The technology is direct metal laser sintering (DMLS), which Greg Morris of Morris Technologies (www.morristech.com) believes can enhance moldmaking leadtimes and efficiencies (see the May 2006 article Direct Metal Laser Sintering and Tooling: The applications, benefits and limitations of DMLS for mold manufacture).
Greg is looking for an interested and qualified tool shop that would be able to participate in this project alongside Morris Technologies, which in the end will yield valuable comparison results between DMLS and traditional mold manufacture.
Morris Technologies and the tool shop to-be-named would together design a part with a geometry that would create a fair test. The ideal size would be something that fits in a 3-inch cube.
This sample part would then be dual pathed. Morris would create the inserts in DMLS and the tool shop would create the inserts using traditional methods.
The mold would have a fair amount of complexity—no slides and lifters in the mold; it should be a single-cavity, open and closed mold; however, ribs and other features that would make it challenging to manufacture is preferred.
After tool completion, both parties will review the details about each tool—time to make the inserts, tolerances achieved, surface finishes, etc.—revealing the pros and cons of each technology from a real world situation. This data and analysis will be published in an article in an upcoming issue.
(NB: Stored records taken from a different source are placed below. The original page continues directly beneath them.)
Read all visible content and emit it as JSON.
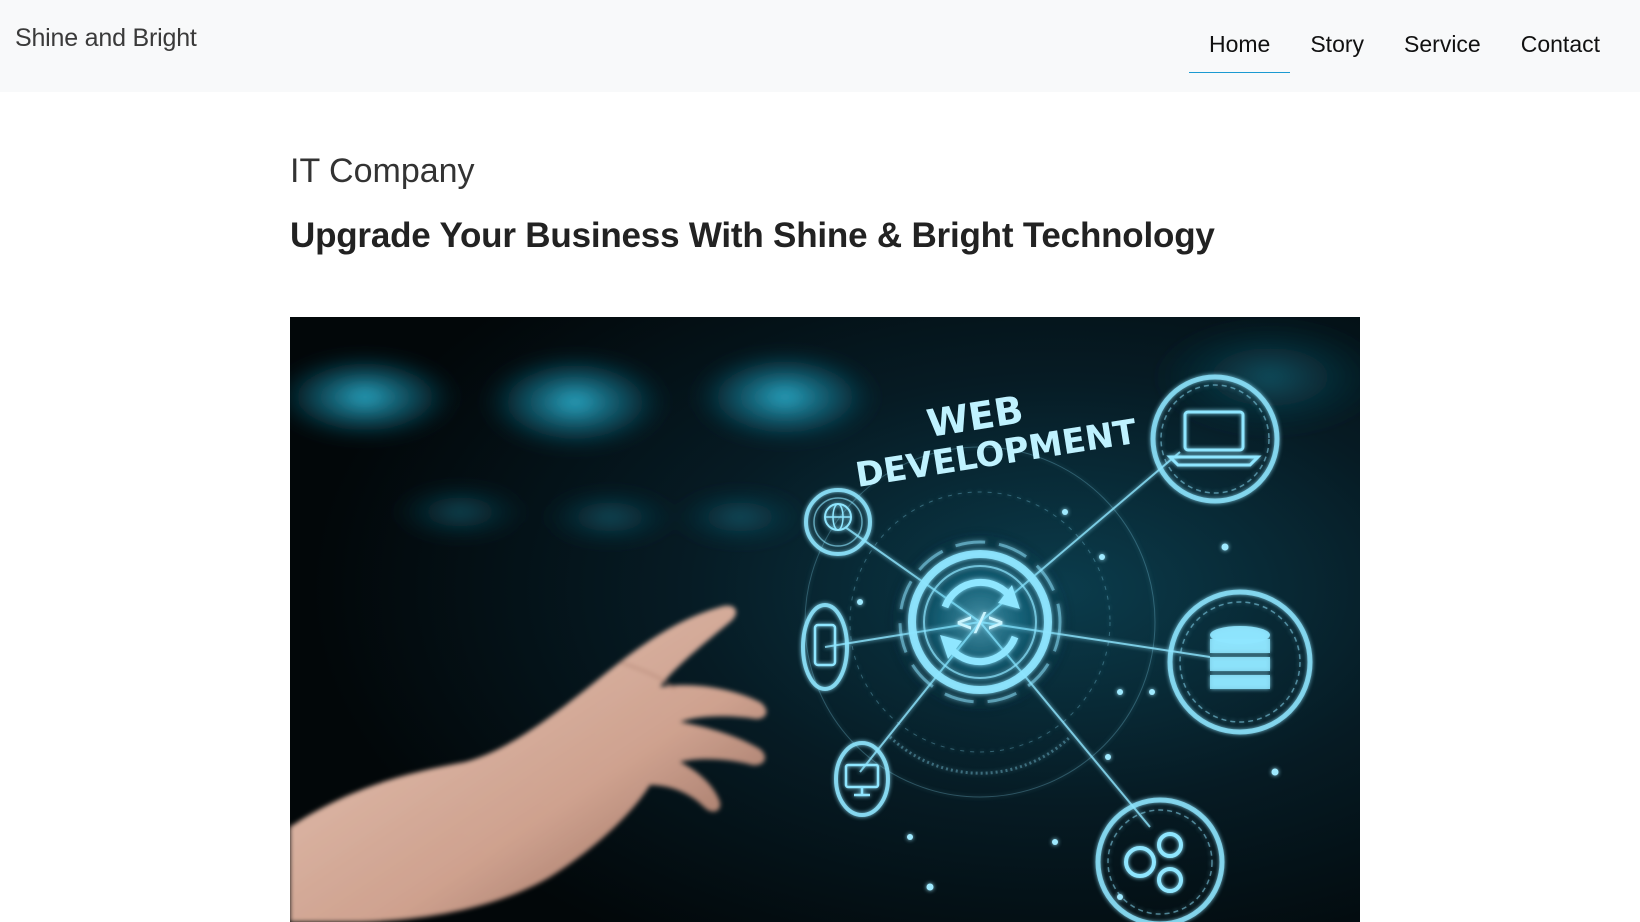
{
  "navbar": {
    "brand": "Shine and Bright",
    "links": [
      {
        "label": "Home",
        "active": true
      },
      {
        "label": "Story",
        "active": false
      },
      {
        "label": "Service",
        "active": false
      },
      {
        "label": "Contact",
        "active": false
      }
    ]
  },
  "main": {
    "subtitle": "IT Company",
    "headline": "Upgrade Your Business With Shine & Bright Technology"
  },
  "hero_image": {
    "caption_line1": "WEB",
    "caption_line2": "DEVELOPMENT",
    "center_glyph": "</>",
    "icons": [
      "globe-icon",
      "laptop-icon",
      "phone-icon",
      "database-icon",
      "monitor-icon",
      "gears-icon",
      "refresh-code-icon"
    ]
  },
  "colors": {
    "nav_bg": "#f8f9fa",
    "active_underline": "#1b9ad1",
    "hero_glow": "#33c3e6"
  }
}
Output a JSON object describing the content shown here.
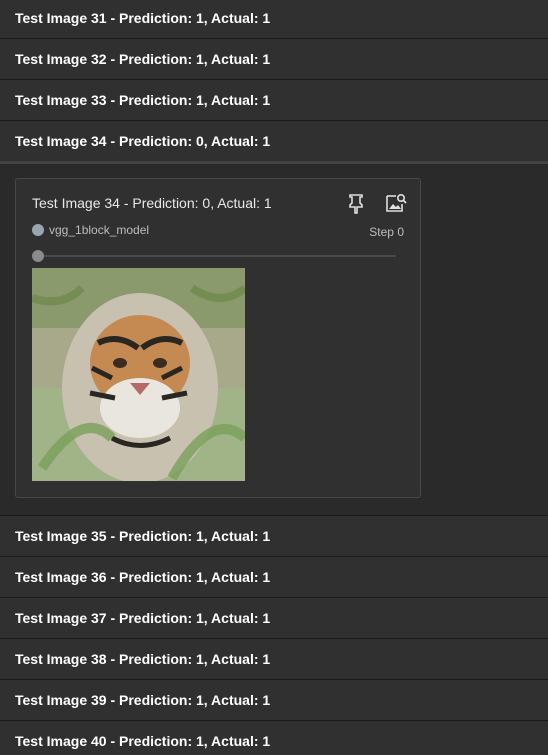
{
  "rows_before": [
    {
      "label": "Test Image 31 - Prediction: 1, Actual: 1"
    },
    {
      "label": "Test Image 32 - Prediction: 1, Actual: 1"
    },
    {
      "label": "Test Image 33 - Prediction: 1, Actual: 1"
    }
  ],
  "expanded_row": {
    "label": "Test Image 34 - Prediction: 0, Actual: 1"
  },
  "card": {
    "title": "Test Image 34 - Prediction: 0, Actual: 1",
    "run_name": "vgg_1block_model",
    "run_color": "#9aa5b1",
    "step_label": "Step 0",
    "slider_value": 0,
    "pin_icon": "pin-icon",
    "image_search_icon": "image-search-icon",
    "image_subject": "tiger"
  },
  "rows_after": [
    {
      "label": "Test Image 35 - Prediction: 1, Actual: 1"
    },
    {
      "label": "Test Image 36 - Prediction: 1, Actual: 1"
    },
    {
      "label": "Test Image 37 - Prediction: 1, Actual: 1"
    },
    {
      "label": "Test Image 38 - Prediction: 1, Actual: 1"
    },
    {
      "label": "Test Image 39 - Prediction: 1, Actual: 1"
    },
    {
      "label": "Test Image 40 - Prediction: 1, Actual: 1"
    }
  ]
}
The shop we seek needs to be involved in high technology “traditional” methods of making molds (high-speed milling capabilities, HSM, advanced EDM capabilities, etc.). The shop also should have a strong prototype capability—meaning a large segment of its business should be driven by the prototype mold market. We are not looking to have a production mold built.
A project like this involves both time and cost commitments in regards to the materials necessary and the meetings required to review the geometry, cover the objectives and discuss the mold details. We are anticipating two to three months to complete this project.
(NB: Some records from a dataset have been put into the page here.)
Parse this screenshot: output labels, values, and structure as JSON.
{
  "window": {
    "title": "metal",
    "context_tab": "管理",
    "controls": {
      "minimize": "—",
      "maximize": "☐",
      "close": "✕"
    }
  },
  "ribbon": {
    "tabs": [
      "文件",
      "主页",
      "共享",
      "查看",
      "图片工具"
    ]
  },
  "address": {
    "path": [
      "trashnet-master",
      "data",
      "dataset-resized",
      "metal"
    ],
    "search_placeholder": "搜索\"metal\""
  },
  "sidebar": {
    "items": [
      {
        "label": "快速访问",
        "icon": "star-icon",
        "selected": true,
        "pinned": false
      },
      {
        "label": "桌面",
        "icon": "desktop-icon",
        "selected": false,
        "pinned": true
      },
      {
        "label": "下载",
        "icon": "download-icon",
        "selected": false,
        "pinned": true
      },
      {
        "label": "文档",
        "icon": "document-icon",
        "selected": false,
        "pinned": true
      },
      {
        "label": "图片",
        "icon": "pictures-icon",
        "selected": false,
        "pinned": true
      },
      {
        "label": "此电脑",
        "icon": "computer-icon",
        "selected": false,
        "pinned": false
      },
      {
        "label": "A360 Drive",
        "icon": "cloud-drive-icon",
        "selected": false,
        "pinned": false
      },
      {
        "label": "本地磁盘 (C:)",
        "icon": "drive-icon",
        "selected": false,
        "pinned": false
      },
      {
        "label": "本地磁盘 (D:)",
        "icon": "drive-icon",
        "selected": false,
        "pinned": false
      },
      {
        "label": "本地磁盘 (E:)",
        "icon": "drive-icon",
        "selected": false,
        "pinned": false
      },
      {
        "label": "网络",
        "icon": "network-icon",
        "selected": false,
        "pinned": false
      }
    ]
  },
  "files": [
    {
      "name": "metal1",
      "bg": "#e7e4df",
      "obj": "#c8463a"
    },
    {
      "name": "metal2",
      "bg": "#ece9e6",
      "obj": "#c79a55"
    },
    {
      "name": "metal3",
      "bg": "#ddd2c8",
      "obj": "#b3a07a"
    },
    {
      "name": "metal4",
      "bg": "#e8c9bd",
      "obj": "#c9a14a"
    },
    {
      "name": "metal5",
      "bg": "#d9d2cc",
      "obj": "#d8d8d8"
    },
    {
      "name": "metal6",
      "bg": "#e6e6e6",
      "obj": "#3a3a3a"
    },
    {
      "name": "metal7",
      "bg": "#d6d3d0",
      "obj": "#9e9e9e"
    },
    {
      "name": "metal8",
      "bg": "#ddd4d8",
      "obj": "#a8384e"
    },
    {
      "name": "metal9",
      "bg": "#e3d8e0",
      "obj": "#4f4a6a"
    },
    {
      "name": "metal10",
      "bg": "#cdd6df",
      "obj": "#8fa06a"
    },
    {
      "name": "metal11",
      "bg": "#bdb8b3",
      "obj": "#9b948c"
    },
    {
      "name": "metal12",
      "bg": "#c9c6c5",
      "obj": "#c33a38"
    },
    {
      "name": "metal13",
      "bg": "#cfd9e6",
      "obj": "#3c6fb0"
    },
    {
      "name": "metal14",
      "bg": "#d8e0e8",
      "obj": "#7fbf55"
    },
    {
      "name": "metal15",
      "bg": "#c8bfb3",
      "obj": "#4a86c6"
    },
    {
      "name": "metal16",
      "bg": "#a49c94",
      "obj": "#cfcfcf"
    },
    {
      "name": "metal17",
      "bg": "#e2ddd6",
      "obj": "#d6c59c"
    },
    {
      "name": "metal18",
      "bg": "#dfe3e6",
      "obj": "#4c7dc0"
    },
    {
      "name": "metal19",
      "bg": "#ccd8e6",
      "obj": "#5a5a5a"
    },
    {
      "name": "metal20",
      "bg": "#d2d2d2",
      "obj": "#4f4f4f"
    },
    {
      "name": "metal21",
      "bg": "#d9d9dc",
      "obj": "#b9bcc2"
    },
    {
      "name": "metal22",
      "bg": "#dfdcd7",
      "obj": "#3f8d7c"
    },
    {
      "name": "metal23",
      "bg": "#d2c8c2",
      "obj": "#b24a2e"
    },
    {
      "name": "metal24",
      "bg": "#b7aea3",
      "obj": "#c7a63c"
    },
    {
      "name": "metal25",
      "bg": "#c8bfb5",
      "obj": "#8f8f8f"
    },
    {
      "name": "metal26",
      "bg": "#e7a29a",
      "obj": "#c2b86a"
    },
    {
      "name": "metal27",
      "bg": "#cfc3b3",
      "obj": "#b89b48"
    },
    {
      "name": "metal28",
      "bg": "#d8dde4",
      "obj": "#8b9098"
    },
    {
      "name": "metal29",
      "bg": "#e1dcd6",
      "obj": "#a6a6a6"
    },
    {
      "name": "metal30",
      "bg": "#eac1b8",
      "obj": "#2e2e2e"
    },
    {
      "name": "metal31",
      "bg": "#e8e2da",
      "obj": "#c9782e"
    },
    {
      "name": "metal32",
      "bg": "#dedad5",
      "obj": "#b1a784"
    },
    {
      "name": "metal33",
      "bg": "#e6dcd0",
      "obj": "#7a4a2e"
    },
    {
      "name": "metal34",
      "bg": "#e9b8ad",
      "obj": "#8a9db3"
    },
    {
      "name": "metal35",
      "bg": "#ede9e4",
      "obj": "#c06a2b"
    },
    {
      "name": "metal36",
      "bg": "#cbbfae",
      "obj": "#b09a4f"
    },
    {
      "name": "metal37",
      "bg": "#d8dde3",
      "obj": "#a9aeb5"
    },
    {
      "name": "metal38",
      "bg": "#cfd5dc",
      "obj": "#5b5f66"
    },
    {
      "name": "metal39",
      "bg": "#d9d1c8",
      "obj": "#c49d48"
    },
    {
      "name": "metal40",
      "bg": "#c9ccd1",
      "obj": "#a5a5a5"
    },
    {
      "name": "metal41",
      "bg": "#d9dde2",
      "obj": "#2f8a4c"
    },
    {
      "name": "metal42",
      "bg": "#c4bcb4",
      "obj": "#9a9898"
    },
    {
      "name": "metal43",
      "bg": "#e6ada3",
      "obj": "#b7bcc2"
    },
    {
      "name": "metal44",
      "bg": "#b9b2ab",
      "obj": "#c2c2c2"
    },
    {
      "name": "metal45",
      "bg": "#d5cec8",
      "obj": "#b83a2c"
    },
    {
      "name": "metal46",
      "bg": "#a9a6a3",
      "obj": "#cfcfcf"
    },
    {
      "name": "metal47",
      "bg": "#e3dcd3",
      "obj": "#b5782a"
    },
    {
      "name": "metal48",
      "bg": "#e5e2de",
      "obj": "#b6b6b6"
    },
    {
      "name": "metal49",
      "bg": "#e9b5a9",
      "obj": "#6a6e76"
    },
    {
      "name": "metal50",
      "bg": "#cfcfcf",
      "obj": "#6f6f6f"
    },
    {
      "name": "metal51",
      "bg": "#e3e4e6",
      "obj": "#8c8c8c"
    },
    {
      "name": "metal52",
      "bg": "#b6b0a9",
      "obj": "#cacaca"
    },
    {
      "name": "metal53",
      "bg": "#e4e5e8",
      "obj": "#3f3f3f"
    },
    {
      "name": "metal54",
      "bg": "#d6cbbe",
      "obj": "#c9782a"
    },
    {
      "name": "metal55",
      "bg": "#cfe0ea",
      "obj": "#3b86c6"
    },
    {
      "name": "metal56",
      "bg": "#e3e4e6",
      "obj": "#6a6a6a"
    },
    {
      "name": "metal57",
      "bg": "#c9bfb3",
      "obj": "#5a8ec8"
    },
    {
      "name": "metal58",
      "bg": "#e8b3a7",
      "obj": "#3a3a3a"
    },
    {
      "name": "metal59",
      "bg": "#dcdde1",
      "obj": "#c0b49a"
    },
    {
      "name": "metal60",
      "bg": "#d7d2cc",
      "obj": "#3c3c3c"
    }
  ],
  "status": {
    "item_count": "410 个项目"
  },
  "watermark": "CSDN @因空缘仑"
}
If anyone is interested in participating in this project or needs further details, please contact me directly at firstname.lastname@example.org or (800) 579-8809.
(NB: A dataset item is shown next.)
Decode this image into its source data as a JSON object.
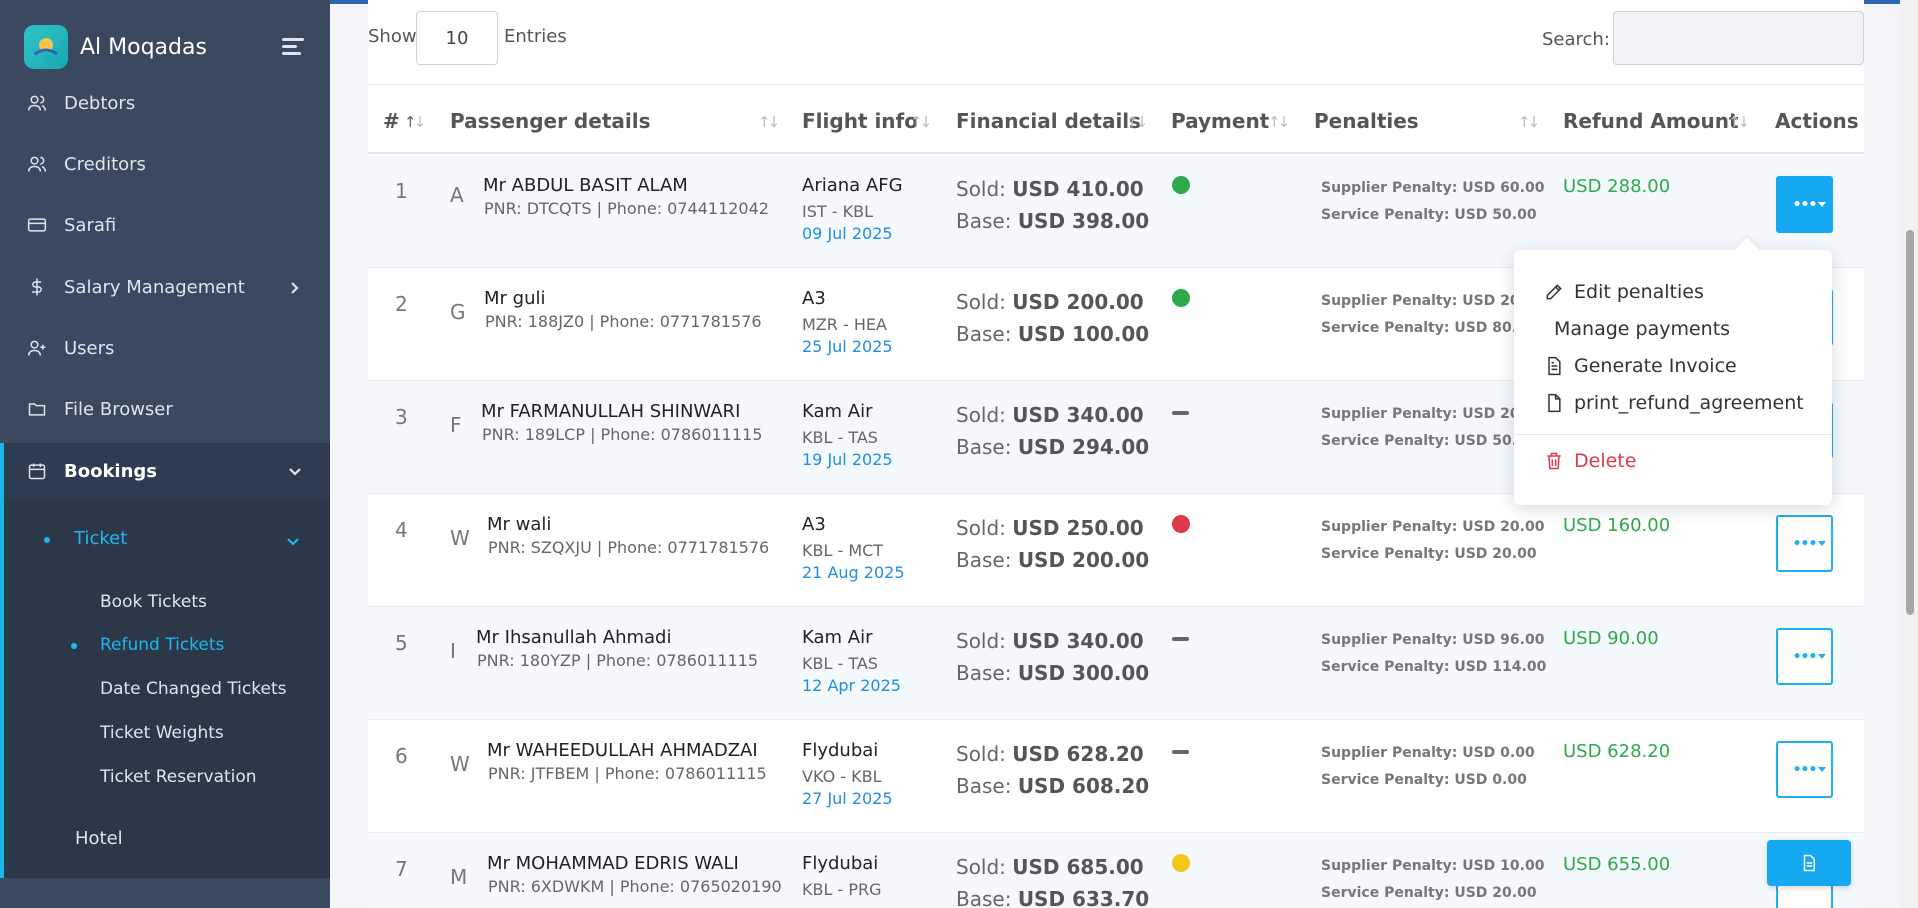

I know you’re out there, so give me a call and show us that you’re up for the challenge!